[Page and application data records]
- - - -

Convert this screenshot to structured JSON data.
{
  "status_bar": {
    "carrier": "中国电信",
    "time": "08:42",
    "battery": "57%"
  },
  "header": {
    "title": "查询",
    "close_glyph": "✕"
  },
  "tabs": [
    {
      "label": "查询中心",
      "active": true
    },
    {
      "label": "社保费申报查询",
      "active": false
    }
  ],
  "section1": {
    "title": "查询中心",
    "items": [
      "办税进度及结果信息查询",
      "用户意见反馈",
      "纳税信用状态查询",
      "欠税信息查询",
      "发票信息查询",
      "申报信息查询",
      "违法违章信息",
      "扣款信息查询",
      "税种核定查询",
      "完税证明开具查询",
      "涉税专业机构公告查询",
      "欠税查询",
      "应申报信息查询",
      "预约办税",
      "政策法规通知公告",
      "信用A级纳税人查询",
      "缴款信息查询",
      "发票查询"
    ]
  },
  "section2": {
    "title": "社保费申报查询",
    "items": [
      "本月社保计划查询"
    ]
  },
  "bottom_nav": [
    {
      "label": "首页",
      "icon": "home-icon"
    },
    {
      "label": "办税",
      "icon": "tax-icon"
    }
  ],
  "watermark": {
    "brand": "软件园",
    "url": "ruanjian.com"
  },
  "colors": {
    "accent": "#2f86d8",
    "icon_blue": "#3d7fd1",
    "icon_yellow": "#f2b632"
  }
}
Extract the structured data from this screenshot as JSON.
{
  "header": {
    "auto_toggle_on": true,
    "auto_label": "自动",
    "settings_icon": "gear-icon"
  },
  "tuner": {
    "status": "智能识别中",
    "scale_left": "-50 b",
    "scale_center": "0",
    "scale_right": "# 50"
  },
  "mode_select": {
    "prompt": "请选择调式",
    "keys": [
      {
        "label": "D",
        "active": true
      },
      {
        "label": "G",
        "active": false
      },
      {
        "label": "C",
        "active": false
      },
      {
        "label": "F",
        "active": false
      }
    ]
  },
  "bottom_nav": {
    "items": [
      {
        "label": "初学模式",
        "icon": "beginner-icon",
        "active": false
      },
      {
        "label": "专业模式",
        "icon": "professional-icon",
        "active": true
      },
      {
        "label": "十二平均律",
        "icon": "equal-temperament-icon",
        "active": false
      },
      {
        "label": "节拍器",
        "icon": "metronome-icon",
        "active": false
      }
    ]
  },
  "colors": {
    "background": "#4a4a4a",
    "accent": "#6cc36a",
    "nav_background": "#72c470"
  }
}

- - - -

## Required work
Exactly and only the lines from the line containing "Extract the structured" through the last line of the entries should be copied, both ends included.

## Solved problem
Extract the structured data from this screenshot as JSON.
{
  "header": {
    "auto_toggle_on": true,
    "auto_label": "自动",
    "settings_icon": "gear-icon"
  },
  "tuner": {
    "status": "智能识别中",
    "scale_left": "-50 b",
    "scale_center": "0",
    "scale_right": "# 50"
  },
  "mode_select": {
    "prompt": "请选择调式",
    "keys": [
      {
        "label": "D",
        "active": true
      },
      {
        "label": "G",
        "active": false
      },
      {
        "label": "C",
        "active": false
      },
      {
        "label": "F",
        "active": false
      }
    ]
  },
  "bottom_nav": {
    "items": [
      {
        "label": "初学模式",
        "icon": "beginner-icon",
        "active": false
      },
      {
        "label": "专业模式",
        "icon": "professional-icon",
        "active": true
      },
      {
        "label": "十二平均律",
        "icon": "equal-temperament-icon",
        "active": false
      },
      {
        "label": "节拍器",
        "icon": "metronome-icon",
        "active": false
      }
    ]
  },
  "colors": {
    "background": "#4a4a4a",
    "accent": "#6cc36a",
    "nav_background": "#72c470"
  }
}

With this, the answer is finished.